◆ Assignment
Go line by line through the data and copy those with the word "features".

◆ Task input
# # # # # # #

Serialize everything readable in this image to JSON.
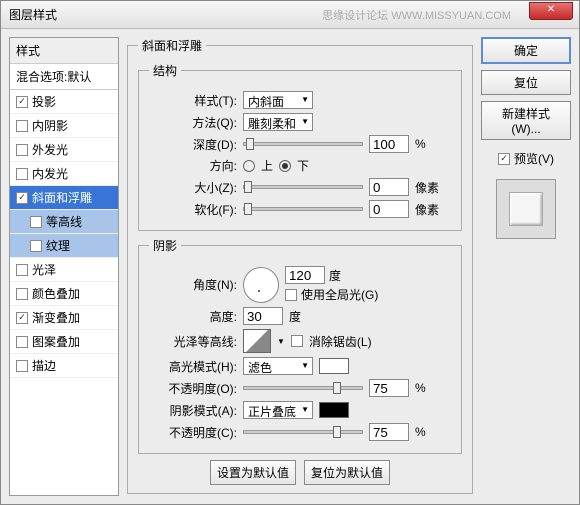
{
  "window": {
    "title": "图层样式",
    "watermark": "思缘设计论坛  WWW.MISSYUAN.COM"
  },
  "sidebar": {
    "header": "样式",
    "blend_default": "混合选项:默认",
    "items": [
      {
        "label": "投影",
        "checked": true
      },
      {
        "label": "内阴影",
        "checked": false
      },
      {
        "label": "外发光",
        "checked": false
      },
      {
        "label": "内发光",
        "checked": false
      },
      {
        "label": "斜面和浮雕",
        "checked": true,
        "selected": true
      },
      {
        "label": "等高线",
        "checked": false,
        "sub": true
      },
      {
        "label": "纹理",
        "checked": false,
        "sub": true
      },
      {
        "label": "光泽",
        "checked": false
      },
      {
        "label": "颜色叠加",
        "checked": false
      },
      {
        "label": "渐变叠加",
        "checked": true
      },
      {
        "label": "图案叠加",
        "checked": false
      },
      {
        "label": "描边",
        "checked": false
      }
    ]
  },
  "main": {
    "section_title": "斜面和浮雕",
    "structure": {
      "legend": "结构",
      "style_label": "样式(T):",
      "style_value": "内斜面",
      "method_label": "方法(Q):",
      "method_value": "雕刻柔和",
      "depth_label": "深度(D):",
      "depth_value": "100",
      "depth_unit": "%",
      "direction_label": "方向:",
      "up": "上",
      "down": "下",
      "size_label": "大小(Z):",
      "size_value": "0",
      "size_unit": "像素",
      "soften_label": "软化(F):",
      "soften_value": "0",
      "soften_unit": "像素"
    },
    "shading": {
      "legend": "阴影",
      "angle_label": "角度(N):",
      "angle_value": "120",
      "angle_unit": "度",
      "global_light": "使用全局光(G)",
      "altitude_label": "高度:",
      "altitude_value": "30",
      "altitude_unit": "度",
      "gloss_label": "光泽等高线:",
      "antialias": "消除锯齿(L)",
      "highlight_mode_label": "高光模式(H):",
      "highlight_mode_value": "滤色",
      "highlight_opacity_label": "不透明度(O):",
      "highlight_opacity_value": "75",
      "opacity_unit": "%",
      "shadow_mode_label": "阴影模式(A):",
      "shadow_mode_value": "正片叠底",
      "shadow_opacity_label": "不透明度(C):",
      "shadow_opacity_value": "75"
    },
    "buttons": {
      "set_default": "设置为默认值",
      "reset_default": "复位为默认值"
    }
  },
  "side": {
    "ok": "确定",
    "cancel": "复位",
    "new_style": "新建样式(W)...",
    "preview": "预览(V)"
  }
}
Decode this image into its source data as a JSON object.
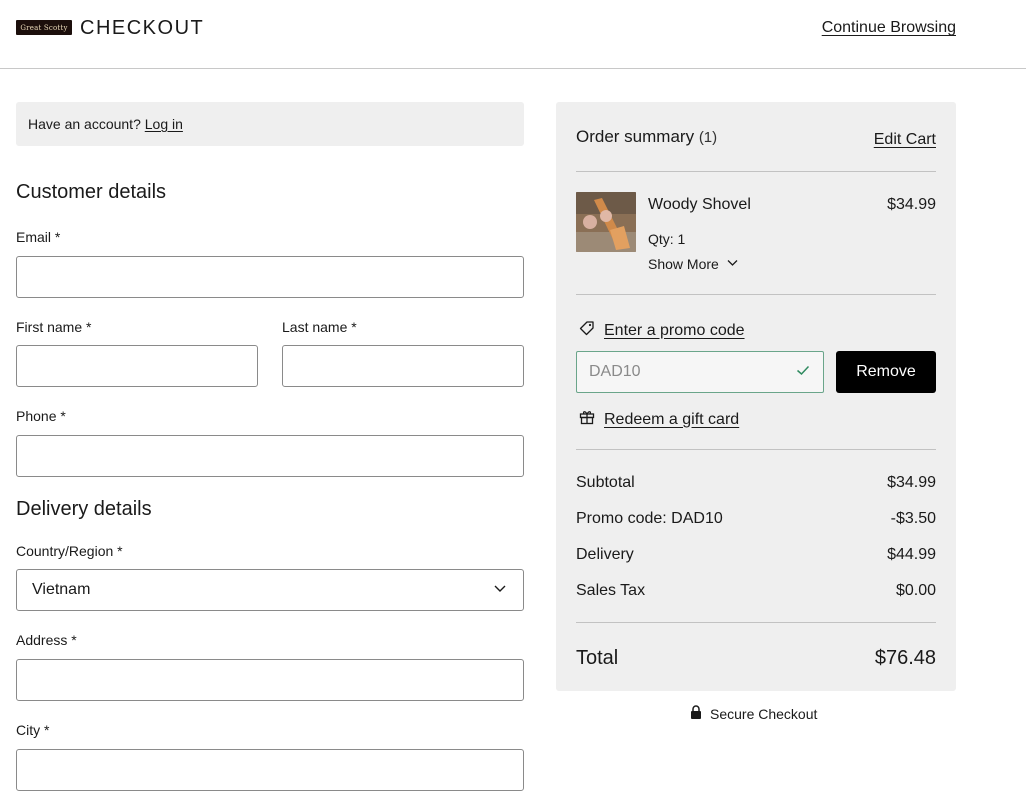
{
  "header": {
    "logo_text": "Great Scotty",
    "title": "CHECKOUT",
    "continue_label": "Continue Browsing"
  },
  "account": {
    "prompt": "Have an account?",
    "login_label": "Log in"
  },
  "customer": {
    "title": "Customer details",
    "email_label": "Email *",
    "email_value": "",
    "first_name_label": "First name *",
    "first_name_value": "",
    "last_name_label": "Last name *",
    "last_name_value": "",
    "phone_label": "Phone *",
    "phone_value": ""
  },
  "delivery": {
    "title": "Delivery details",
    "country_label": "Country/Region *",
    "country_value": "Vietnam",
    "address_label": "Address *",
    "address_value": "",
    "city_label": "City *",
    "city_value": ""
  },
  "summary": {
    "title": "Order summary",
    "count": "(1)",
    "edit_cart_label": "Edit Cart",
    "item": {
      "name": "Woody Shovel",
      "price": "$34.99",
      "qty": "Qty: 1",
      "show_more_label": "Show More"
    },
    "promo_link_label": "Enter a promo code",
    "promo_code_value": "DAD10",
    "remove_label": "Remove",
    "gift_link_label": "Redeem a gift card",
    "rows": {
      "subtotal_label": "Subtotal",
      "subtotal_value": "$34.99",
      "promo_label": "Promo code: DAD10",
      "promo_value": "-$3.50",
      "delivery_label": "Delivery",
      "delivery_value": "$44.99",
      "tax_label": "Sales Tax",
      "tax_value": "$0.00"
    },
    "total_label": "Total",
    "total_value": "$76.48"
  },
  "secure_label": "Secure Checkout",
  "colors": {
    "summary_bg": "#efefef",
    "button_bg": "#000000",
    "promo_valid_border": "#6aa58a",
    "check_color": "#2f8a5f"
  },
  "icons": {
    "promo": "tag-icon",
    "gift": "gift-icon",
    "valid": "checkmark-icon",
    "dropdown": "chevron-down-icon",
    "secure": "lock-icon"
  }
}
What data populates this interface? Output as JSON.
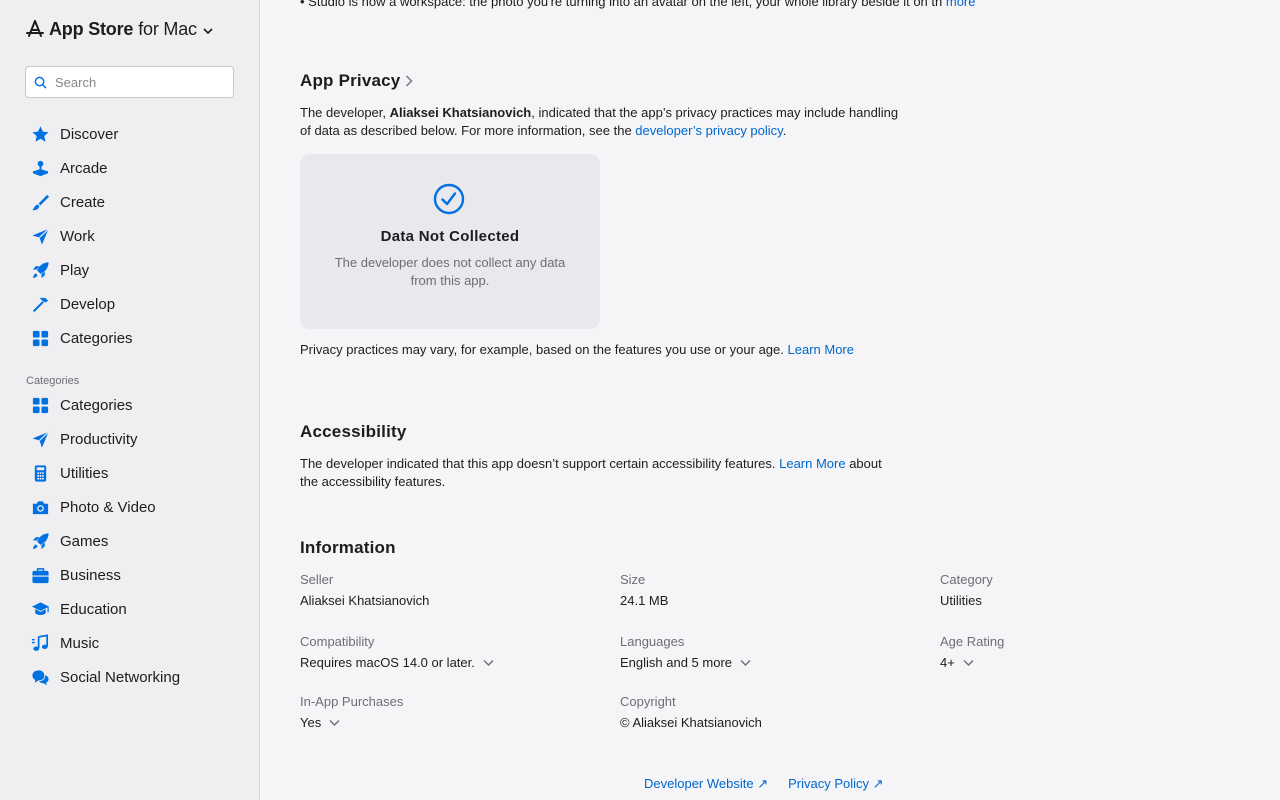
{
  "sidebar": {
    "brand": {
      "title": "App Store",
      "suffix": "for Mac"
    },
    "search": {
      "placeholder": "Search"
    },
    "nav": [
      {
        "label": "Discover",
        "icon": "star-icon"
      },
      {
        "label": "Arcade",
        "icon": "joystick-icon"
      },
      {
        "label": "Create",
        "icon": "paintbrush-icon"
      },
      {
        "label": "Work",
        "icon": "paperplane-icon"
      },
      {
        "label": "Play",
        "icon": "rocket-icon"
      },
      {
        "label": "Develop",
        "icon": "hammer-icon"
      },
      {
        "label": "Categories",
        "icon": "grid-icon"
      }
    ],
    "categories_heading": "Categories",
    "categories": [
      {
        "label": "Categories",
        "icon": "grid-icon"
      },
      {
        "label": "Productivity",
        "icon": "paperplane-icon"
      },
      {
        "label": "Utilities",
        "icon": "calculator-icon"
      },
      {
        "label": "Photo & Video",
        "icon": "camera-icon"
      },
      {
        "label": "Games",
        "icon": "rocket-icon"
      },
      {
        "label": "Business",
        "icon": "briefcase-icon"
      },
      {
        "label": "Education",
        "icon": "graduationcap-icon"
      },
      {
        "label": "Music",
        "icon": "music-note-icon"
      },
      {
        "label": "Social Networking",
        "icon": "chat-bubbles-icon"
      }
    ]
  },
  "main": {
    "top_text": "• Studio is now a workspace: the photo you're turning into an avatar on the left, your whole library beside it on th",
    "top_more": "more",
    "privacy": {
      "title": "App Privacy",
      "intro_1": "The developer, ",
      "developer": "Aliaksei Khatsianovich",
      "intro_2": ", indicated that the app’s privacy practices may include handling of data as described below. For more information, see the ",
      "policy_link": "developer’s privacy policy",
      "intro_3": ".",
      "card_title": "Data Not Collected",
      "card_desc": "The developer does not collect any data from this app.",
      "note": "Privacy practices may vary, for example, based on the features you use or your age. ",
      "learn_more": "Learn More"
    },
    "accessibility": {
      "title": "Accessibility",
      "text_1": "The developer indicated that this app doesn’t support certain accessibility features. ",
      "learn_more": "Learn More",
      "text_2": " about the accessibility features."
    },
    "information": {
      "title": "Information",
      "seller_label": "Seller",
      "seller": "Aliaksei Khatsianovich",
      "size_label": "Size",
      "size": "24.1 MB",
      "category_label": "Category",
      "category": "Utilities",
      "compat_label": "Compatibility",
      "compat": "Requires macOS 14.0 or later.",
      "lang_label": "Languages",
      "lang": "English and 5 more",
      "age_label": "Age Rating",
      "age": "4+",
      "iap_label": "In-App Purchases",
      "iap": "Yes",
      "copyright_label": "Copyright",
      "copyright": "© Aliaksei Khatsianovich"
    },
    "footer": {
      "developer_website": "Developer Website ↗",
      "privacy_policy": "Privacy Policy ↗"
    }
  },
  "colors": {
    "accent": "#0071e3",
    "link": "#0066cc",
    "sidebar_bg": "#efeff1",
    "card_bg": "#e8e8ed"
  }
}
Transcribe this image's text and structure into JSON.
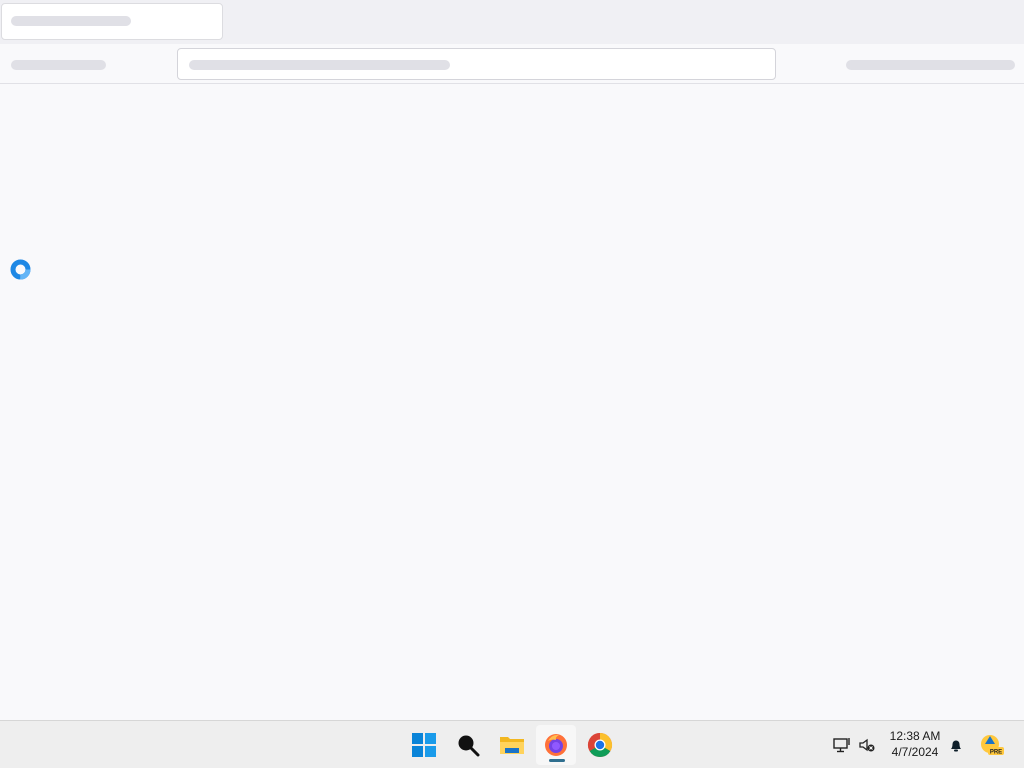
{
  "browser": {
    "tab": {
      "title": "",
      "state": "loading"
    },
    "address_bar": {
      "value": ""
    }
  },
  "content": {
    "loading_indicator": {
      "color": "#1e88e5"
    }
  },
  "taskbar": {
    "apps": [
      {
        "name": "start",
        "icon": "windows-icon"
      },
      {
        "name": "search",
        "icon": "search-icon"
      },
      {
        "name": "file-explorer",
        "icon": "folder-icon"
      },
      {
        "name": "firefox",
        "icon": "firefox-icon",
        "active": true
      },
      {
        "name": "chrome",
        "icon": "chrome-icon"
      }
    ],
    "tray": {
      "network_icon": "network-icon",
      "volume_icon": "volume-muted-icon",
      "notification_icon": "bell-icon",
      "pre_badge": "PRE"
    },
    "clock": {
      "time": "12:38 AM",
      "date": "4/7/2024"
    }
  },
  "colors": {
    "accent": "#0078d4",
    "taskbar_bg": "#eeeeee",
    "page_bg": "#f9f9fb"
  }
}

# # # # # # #

◆ Exercise answer
      "note": "Privacy practices may vary, for example, based on the features you use or your age. ",
      "text_1": "The developer indicated that this app doesn’t support certain accessibility features. ",
      "text_2": " about the accessibility features."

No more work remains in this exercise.